campWild, Wild West will be held at the Museum and at both The Woodlands and Sugar Land locations.  This camp will help cowboys and cowgirls discover the science and symbols of the Wild West as they try lassoing, churning butter, branding and participate in a cowpoke cookout.

It’s Easy Being Green will be held at the Museum and in The Woodlands.  As campers discover that it is easy being green they will experiment with water, wind and alternative energy powered model cars and design a miniature green city.

Freeze Frame will be held only at HMNS.  This camp teaches about old fashioned photography as campers discover the inner workings of a camera by dissecting an eyeball, constructing a pinhole camera, using the sun to make prints, and much, much more.
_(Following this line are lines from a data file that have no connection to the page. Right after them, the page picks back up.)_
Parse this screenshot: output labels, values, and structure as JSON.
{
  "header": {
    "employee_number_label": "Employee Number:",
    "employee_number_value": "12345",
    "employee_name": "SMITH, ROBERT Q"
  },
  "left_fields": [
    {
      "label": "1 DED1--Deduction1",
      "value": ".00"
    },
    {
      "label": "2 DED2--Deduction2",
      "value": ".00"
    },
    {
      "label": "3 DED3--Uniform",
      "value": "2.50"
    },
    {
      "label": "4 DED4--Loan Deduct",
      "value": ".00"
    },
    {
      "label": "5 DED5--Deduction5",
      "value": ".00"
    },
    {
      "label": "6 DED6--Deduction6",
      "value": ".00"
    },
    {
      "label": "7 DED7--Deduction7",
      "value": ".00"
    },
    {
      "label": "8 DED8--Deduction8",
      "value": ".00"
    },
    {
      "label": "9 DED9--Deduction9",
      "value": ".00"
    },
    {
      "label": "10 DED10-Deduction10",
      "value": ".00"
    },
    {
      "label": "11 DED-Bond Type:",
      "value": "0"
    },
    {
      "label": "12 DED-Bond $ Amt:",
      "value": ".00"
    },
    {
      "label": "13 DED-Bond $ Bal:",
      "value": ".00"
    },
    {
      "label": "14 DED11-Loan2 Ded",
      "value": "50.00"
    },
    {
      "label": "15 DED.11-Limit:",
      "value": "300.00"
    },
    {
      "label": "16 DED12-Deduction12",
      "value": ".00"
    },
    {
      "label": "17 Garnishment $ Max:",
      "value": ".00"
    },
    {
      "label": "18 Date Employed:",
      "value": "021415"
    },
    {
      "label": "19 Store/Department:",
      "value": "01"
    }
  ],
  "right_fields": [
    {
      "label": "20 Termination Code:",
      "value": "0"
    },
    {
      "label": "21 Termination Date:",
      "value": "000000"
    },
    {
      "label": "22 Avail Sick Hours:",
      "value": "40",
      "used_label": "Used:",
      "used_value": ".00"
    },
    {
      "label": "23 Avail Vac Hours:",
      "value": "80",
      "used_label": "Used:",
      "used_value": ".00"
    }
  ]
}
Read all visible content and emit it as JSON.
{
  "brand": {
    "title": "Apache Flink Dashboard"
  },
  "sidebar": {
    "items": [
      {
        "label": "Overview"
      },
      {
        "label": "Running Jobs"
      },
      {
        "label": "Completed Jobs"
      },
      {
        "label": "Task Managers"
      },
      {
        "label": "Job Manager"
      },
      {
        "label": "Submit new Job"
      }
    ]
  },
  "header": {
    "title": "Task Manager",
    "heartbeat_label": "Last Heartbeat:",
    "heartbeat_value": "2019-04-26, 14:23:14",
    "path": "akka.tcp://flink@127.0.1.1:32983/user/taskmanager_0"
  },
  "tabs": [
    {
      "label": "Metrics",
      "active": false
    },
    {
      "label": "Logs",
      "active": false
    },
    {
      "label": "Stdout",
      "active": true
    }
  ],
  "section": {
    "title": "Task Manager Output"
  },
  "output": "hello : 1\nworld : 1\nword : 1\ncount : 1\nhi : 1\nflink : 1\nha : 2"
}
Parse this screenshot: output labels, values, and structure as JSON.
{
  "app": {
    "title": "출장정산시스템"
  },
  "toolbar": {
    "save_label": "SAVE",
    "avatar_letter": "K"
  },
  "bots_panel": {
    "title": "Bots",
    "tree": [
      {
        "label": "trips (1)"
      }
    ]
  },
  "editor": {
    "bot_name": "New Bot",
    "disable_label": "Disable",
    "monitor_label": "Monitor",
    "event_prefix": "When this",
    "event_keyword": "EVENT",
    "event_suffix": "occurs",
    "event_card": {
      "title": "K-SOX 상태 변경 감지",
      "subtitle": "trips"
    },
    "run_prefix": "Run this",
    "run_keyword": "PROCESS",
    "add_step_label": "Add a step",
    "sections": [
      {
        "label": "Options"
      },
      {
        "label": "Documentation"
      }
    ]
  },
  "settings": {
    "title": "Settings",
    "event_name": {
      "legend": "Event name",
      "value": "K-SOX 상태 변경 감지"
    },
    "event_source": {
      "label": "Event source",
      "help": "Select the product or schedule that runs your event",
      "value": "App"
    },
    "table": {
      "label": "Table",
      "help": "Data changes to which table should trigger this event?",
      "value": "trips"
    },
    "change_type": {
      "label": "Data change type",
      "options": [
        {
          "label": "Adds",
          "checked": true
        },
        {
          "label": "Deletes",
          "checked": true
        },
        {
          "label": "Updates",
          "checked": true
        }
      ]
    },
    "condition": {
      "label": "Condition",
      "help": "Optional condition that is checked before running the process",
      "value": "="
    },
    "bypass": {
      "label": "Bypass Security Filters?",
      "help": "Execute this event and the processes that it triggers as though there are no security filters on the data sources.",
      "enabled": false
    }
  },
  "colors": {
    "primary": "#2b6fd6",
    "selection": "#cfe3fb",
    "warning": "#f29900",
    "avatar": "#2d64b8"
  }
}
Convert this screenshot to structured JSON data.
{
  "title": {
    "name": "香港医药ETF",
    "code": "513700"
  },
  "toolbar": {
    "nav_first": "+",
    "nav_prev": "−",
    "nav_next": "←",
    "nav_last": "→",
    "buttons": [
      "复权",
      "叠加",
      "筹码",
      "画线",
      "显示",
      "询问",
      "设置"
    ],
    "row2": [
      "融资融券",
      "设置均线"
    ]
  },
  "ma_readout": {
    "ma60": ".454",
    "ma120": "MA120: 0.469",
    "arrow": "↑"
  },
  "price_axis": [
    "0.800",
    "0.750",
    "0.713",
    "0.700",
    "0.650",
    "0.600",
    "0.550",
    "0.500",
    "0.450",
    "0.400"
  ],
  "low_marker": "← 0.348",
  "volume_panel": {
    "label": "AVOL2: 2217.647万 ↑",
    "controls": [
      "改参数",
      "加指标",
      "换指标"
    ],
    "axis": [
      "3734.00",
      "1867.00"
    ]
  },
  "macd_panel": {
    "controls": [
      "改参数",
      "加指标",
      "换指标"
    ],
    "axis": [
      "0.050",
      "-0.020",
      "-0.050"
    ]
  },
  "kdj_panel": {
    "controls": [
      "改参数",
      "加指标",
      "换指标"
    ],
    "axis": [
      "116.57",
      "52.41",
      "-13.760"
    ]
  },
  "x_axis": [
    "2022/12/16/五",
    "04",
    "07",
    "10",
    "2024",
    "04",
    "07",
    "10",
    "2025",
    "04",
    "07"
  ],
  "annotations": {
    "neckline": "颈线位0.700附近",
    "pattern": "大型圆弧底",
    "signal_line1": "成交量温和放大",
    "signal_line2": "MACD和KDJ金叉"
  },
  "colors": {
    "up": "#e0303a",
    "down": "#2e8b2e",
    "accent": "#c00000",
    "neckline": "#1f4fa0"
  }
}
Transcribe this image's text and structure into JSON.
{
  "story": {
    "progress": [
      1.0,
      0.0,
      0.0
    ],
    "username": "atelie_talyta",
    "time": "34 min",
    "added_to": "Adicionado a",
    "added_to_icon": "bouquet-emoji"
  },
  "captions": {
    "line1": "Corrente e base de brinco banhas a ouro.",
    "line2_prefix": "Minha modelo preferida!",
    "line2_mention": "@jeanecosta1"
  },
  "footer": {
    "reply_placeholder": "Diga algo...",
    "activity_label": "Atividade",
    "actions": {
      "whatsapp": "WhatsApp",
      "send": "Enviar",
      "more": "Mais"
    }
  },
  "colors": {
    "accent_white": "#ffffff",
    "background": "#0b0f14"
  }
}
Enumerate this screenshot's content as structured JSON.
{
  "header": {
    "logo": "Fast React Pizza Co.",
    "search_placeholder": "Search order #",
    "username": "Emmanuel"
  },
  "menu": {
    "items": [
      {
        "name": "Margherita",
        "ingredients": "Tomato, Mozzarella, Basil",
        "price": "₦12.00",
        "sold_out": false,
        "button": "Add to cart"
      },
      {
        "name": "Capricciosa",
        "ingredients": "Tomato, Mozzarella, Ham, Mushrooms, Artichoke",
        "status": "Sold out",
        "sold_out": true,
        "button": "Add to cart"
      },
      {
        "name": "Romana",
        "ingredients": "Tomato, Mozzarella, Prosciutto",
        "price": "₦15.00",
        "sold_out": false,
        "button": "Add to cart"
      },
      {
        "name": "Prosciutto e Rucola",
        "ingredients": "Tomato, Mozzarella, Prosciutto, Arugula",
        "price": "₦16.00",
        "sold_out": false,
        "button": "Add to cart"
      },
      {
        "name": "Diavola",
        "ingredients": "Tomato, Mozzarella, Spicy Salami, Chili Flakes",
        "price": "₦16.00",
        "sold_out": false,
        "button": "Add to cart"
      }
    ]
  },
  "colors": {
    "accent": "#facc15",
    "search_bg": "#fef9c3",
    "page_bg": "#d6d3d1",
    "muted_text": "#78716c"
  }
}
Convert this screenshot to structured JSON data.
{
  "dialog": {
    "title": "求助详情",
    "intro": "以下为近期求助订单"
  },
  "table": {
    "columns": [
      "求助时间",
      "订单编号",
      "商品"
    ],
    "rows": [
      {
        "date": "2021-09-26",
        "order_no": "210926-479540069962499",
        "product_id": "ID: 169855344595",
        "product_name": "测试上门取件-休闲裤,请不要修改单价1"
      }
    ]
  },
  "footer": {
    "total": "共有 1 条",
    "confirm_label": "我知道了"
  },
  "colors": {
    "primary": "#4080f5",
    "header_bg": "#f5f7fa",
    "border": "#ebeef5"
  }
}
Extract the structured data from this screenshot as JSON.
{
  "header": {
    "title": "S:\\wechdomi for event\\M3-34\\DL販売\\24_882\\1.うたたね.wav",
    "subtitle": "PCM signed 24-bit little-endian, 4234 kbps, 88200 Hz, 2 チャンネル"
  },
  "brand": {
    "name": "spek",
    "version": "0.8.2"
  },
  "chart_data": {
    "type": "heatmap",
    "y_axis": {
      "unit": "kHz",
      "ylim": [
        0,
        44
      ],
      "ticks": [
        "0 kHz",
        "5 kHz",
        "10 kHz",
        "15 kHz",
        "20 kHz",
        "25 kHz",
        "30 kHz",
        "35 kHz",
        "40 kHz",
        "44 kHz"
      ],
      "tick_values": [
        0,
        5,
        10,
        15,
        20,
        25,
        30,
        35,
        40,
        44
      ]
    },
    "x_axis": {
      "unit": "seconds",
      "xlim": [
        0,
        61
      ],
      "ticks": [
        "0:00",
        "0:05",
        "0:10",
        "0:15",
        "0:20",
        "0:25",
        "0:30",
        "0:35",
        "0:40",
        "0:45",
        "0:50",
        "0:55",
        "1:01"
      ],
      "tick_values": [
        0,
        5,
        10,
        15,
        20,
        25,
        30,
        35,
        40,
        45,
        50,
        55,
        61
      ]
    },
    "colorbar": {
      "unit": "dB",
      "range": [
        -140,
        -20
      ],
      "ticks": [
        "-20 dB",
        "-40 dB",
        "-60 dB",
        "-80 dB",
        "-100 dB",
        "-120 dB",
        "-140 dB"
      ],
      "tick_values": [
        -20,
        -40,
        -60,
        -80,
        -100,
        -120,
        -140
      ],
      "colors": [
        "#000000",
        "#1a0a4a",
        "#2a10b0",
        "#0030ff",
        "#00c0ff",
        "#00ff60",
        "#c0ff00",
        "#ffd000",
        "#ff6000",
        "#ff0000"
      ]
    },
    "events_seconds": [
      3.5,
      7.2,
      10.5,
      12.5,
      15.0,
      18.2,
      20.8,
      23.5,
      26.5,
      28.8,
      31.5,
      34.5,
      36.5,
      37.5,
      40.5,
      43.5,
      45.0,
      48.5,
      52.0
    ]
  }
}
Its not to late to join in the fun, we still have spots available for the summer! You can register for Xplorations Summer Camps online. If you have a question about camp, please call the camp registrar at 713 639 4625.

I usually write about books, so I’ll close with a quote from Stuart Littleby E. B. White.  Stuart reminds us to “Treasure the summers of your life.”  A great way to give your children a summer to remember is to enroll them in Xplorations Summer Camps and watch their sense of wonder grow!